Khan noted he had received an award from the Pennsylvania Bar Association and was recognized by the County Commissioners Association and described education as “essential” in regard to voting rights.
Bradford-Grey said she would work with county commissioners to ensure people, especially vulnerable communities, are educated on voting rights. She said she supports working with prisons to “see if we can get ballot drop boxes in there because many people sitting in a pretrial hold can still vote.”
Stollsteimer highlighted his office’s work during the 2020 presidential election cycle and pointed to his office charging someone in the county who cast an illegal ballot for former President Donald Trump in the name of the individual’s deceased mother.
All of the candidates agreed that public safety would be a key issue in the race.
“I am not going to let the Republicans lecture us on being soft on crime,” Khan, who also served as a prosecutor for 16 years, said.
Stollsteimer specifically pointed to the reduction of homicides and gun violence in Chester, saying that he brought the community and law enforcement together.
Solomon referenced the work he’s done in his state House district in Northeast Philadelphia, saying it’s a blueprint that can be used in every county.
“For us safety means enforcement, it means investment in communities, and it means protection from special interests,” he said. “When I talk about enforcement, we don’t need less policing, but we need a different type of policing.”

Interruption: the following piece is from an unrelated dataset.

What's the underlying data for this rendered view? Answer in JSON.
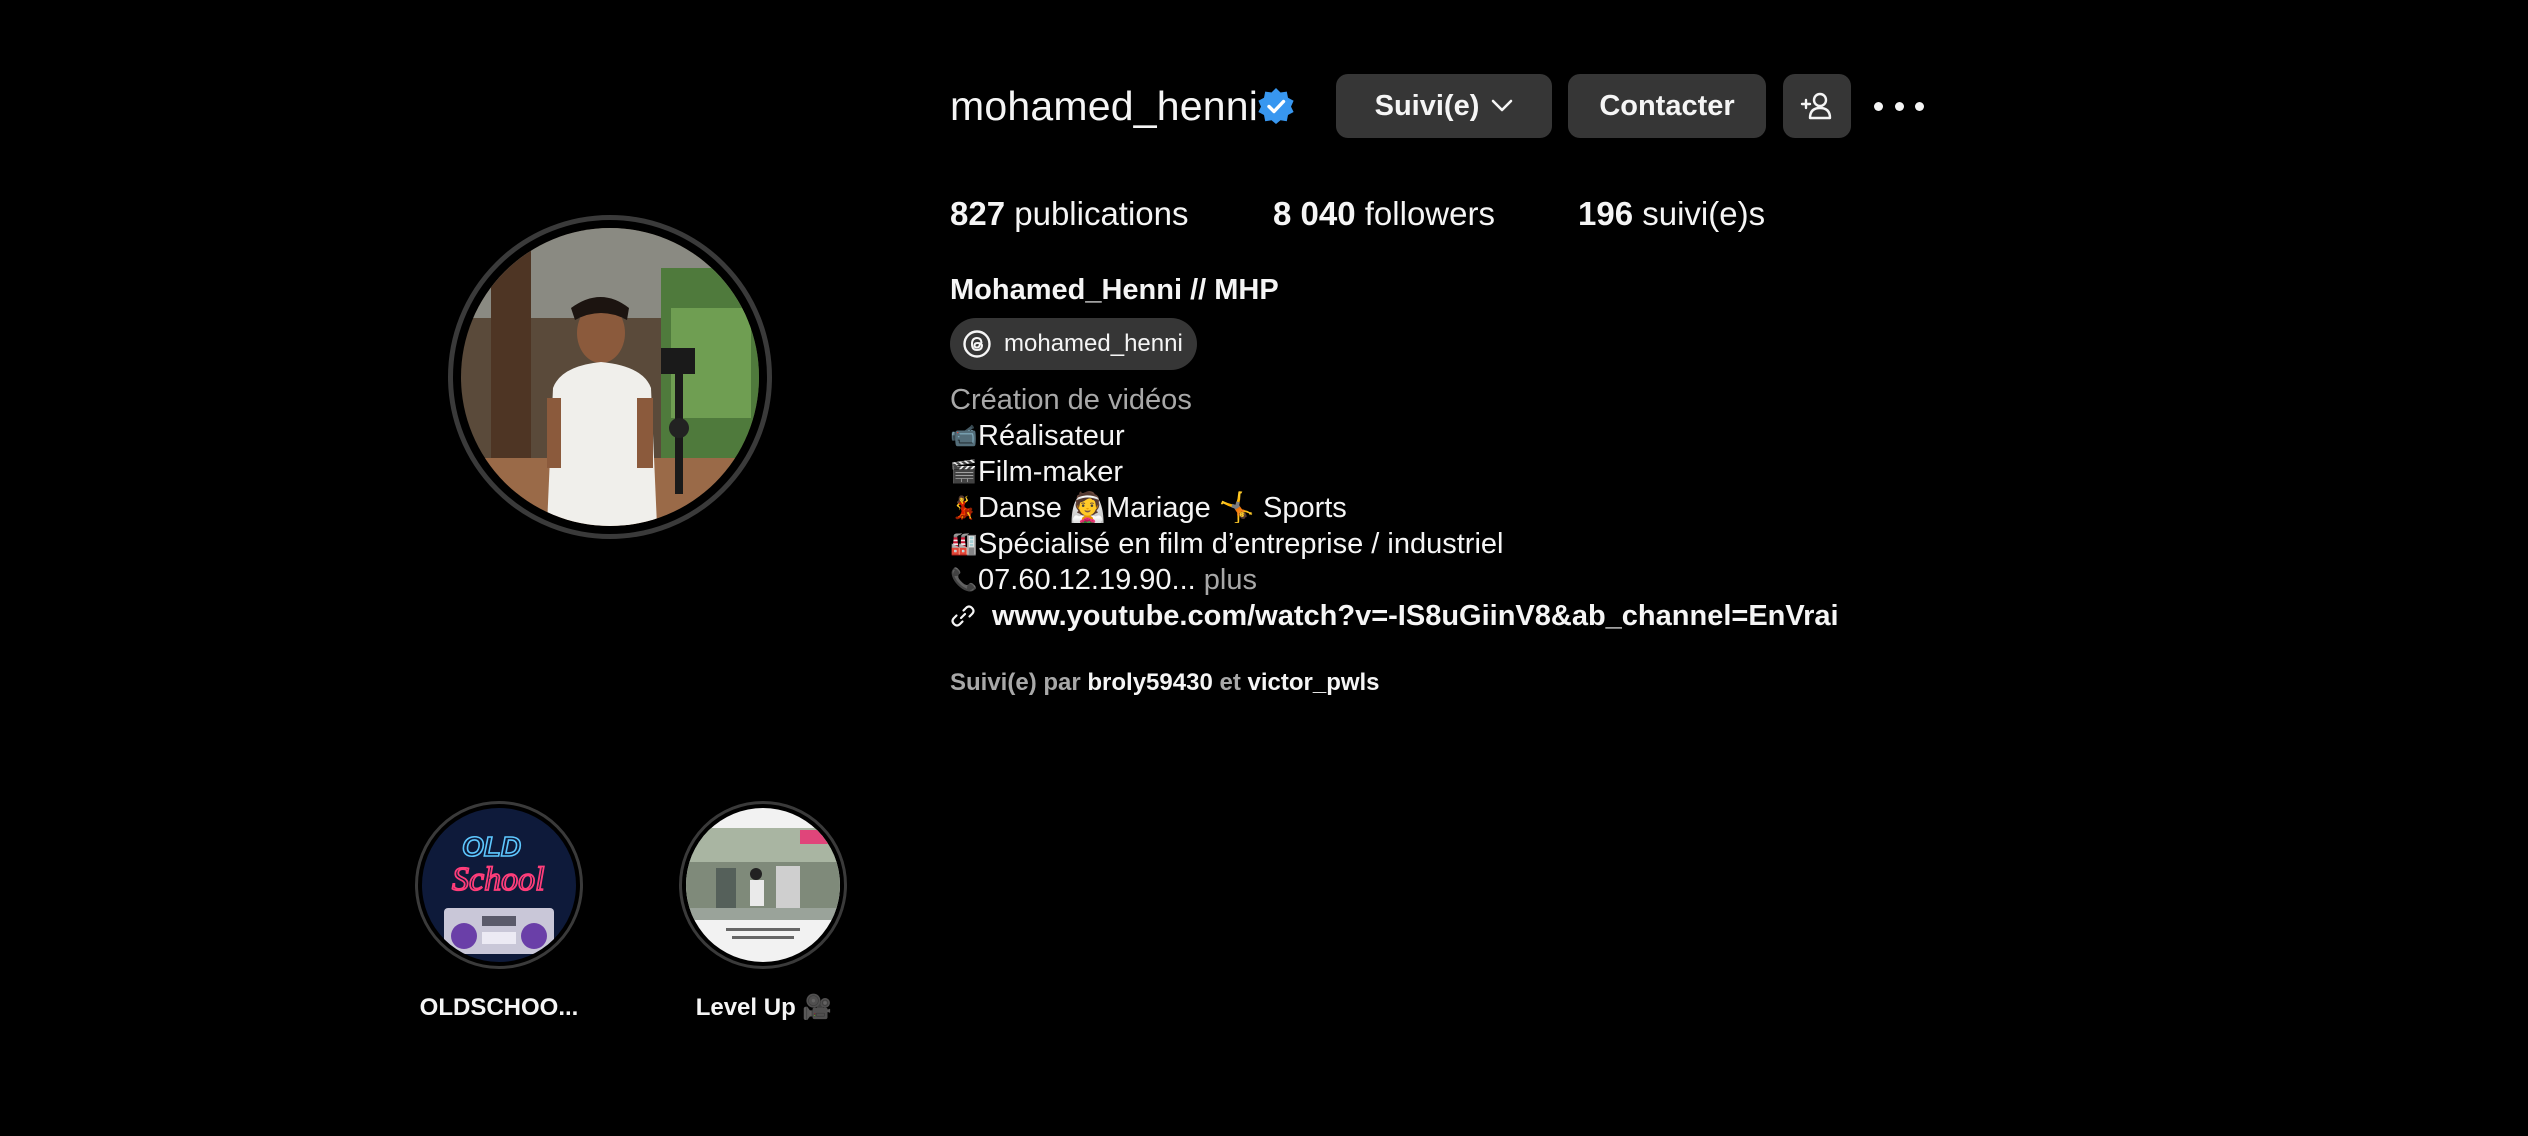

Bradford-Grey said that a “multi-faceted approach” is needed to tackle gun violence and public safety, and vowed to crack down on illegal gun traffickers.
DePasquale said as auditor general, his office investigated gun laws and school safety plans. If elected, he talked about going after illegal gun traffickers.

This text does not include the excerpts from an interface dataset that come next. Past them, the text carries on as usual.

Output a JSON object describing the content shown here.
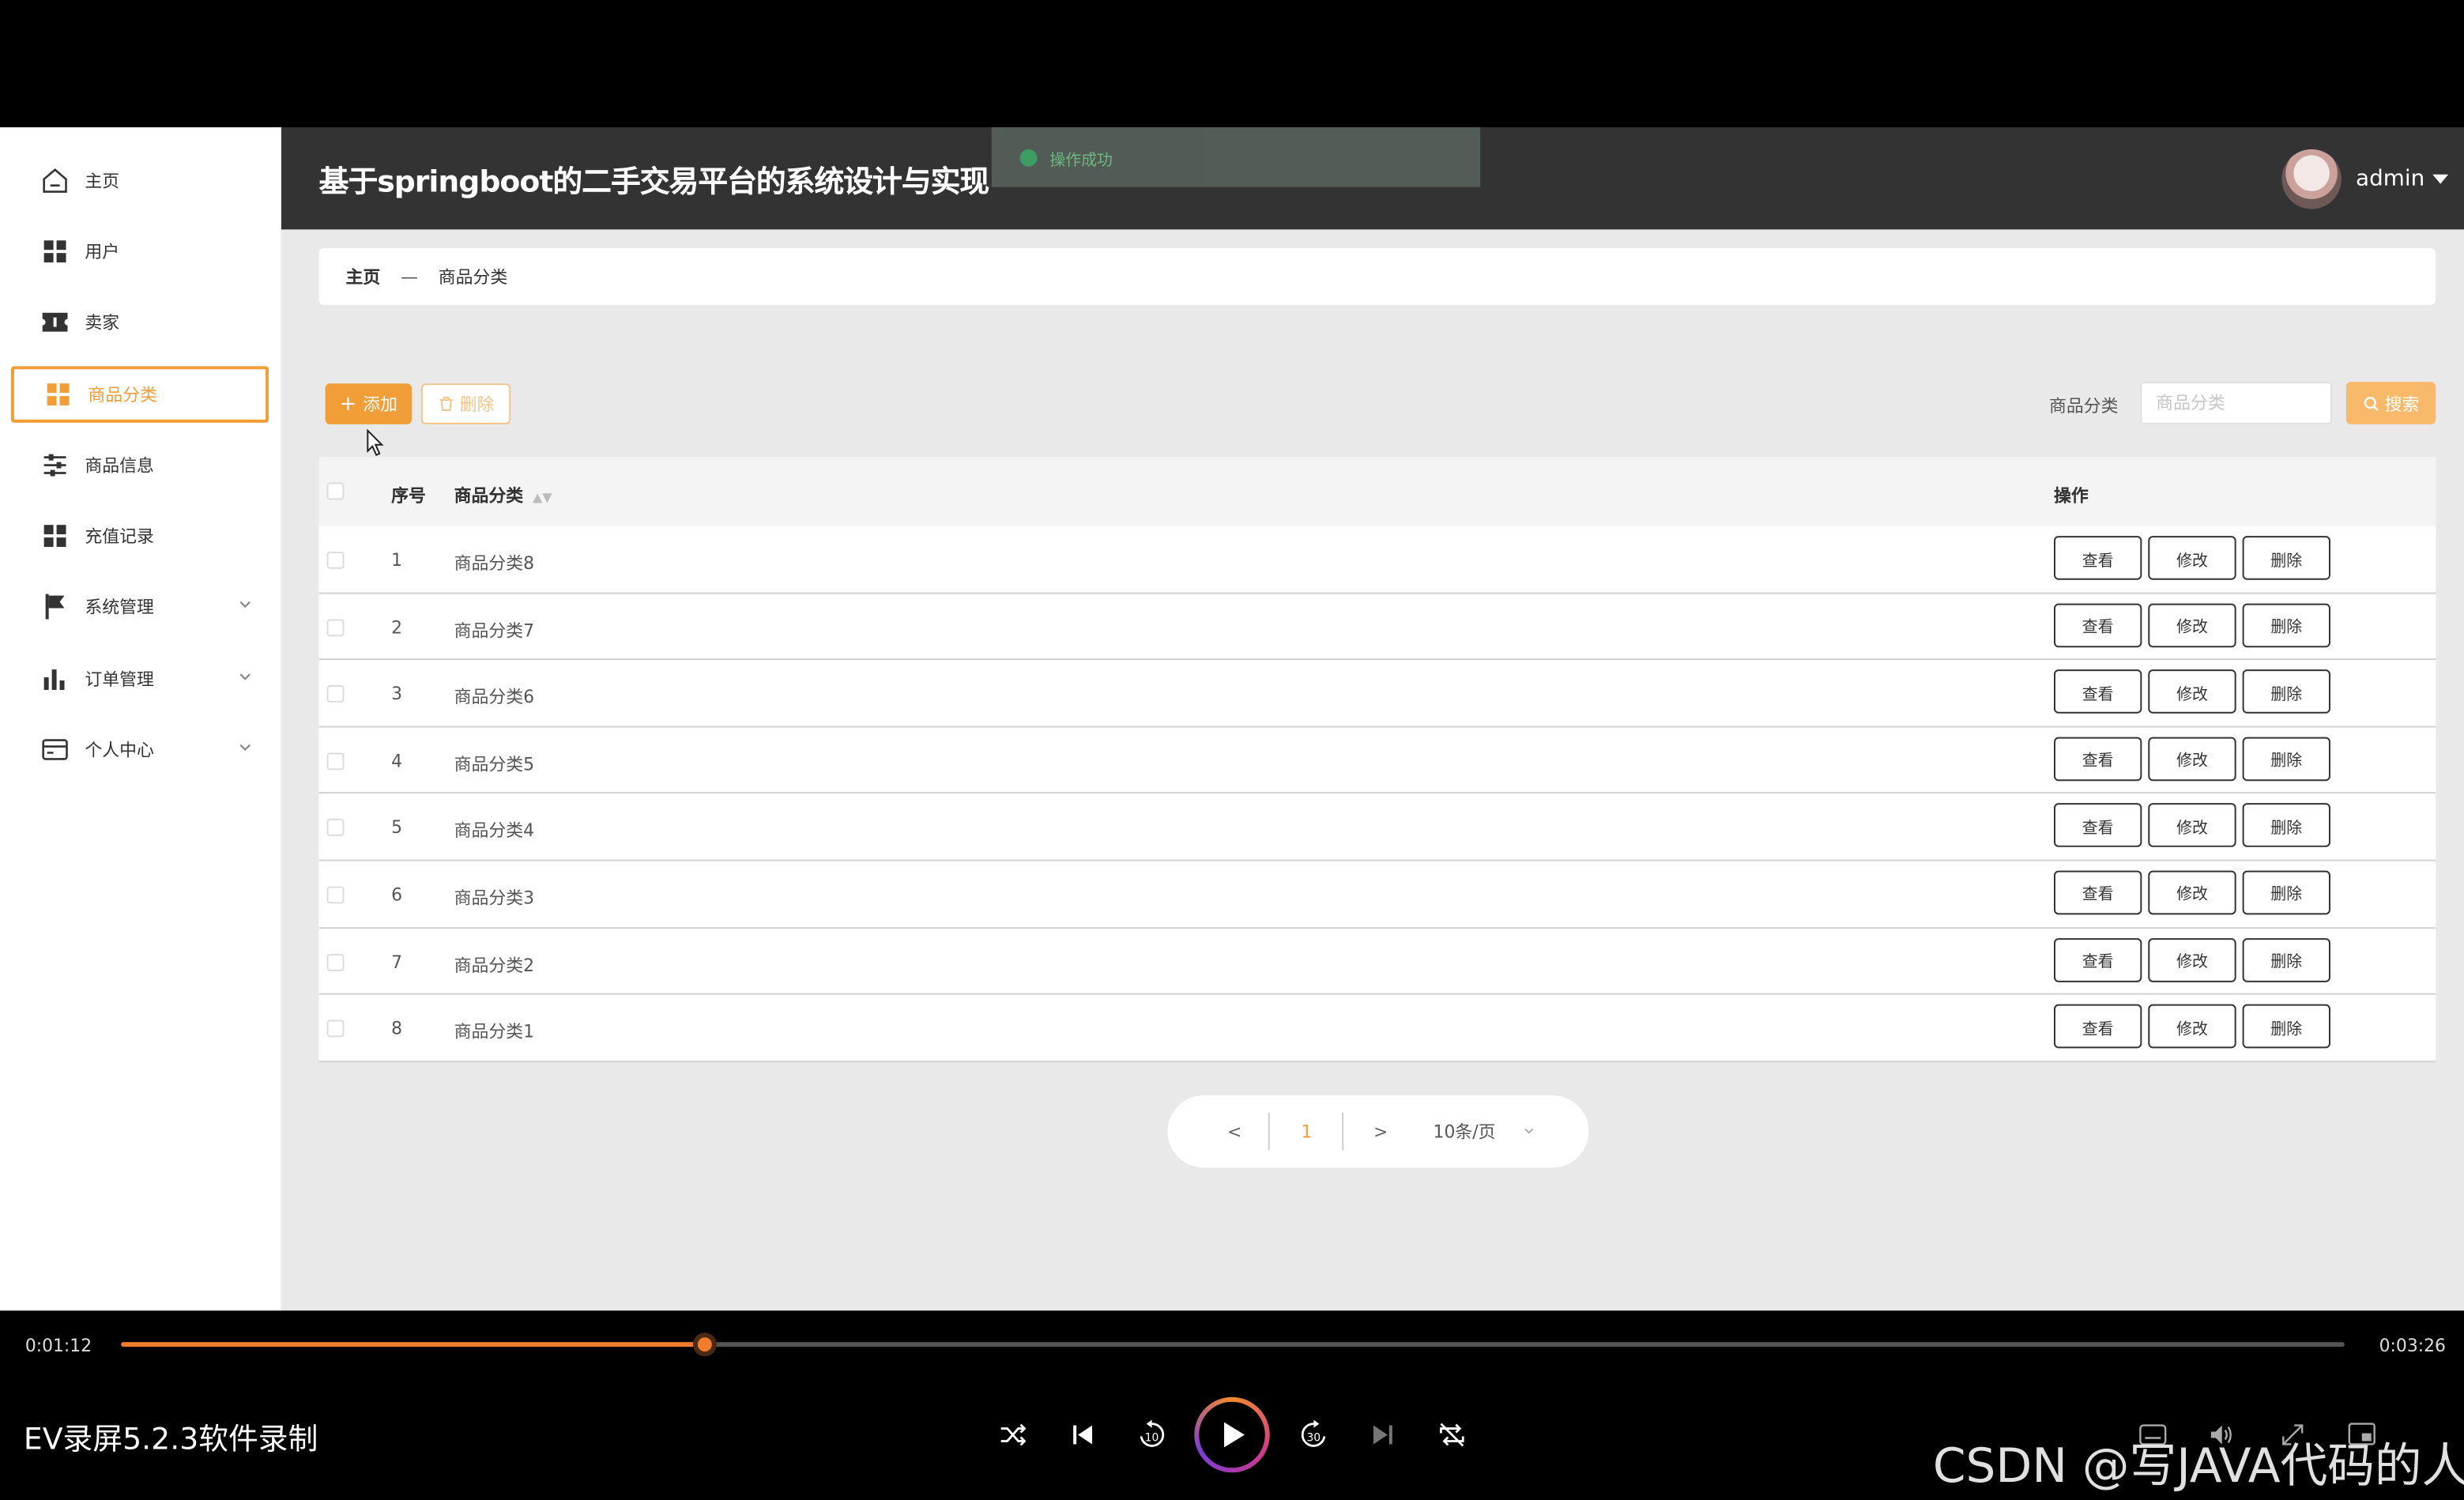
{
  "sidebar": {
    "items": [
      {
        "label": "主页",
        "icon": "home-icon"
      },
      {
        "label": "用户",
        "icon": "grid-icon"
      },
      {
        "label": "卖家",
        "icon": "ticket-icon"
      },
      {
        "label": "商品分类",
        "icon": "grid-icon",
        "active": true
      },
      {
        "label": "商品信息",
        "icon": "sliders-icon"
      },
      {
        "label": "充值记录",
        "icon": "grid-icon"
      },
      {
        "label": "系统管理",
        "icon": "flag-icon",
        "expandable": true
      },
      {
        "label": "订单管理",
        "icon": "bar-chart-icon",
        "expandable": true
      },
      {
        "label": "个人中心",
        "icon": "card-icon",
        "expandable": true
      }
    ]
  },
  "header": {
    "title": "基于springboot的二手交易平台的系统设计与实现",
    "toast": "操作成功",
    "user": "admin"
  },
  "breadcrumb": {
    "home": "主页",
    "separator": "—",
    "current": "商品分类"
  },
  "toolbar": {
    "add_label": "添加",
    "delete_label": "删除",
    "search_label": "商品分类",
    "search_placeholder": "商品分类",
    "search_button": "搜索"
  },
  "table": {
    "headers": {
      "index": "序号",
      "name": "商品分类",
      "ops": "操作"
    },
    "rows": [
      {
        "index": "1",
        "name": "商品分类8"
      },
      {
        "index": "2",
        "name": "商品分类7"
      },
      {
        "index": "3",
        "name": "商品分类6"
      },
      {
        "index": "4",
        "name": "商品分类5"
      },
      {
        "index": "5",
        "name": "商品分类4"
      },
      {
        "index": "6",
        "name": "商品分类3"
      },
      {
        "index": "7",
        "name": "商品分类2"
      },
      {
        "index": "8",
        "name": "商品分类1"
      }
    ],
    "row_actions": {
      "view": "查看",
      "edit": "修改",
      "delete": "删除"
    }
  },
  "pagination": {
    "prev": "<",
    "current": "1",
    "next": ">",
    "page_size": "10条/页"
  },
  "player": {
    "current_time": "0:01:12",
    "total_time": "0:03:26",
    "progress": 0.2625,
    "recorder_label": "EV录屏5.2.3软件录制",
    "watermark": "CSDN @写JAVA代码的人"
  },
  "colors": {
    "accent": "#f19d38",
    "header_bg": "#333333",
    "progress": "#f17c2d"
  }
}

“It’s not just the person that pulls the trigger, but it’s also the person that puts the weapon in their hand that needs to be held responsible,” DePasquale said.
The candidates all highlighted their plans on climate change as well, saying they would make it a priority if elected to the office.
Current Attorney General Michele Henry was appointed by Gov. Josh Shapiro to finish out his term when he was elected governor. She is not seeking reelection in 2024.
None of the candidates reached the two-thirds voting threshold at the most recent state committee meeting needed to earn the Pennsylvania Democratic Party endorsement.
There are currently three Republicans seeking their party’s nomination for attorney general: York County District Attorney Dave Sunday, former Delaware County District Attorney Kat Copeland, and state Rep. Craig Williams of Delaware County.
The Pennsylvania primary election is April 23.
Pennsylvania Capital-Star is part of States Newsroom, a network of news bureaus supported by grants and a coalition of donors as a 501c(3) public charity. Pennsylvania Capital-Star maintains editorial independence. Contact Editor Kim Lyons for questions: firstname.lastname@example.org. Follow Pennsylvania Capital-Star on Facebook and Twitter.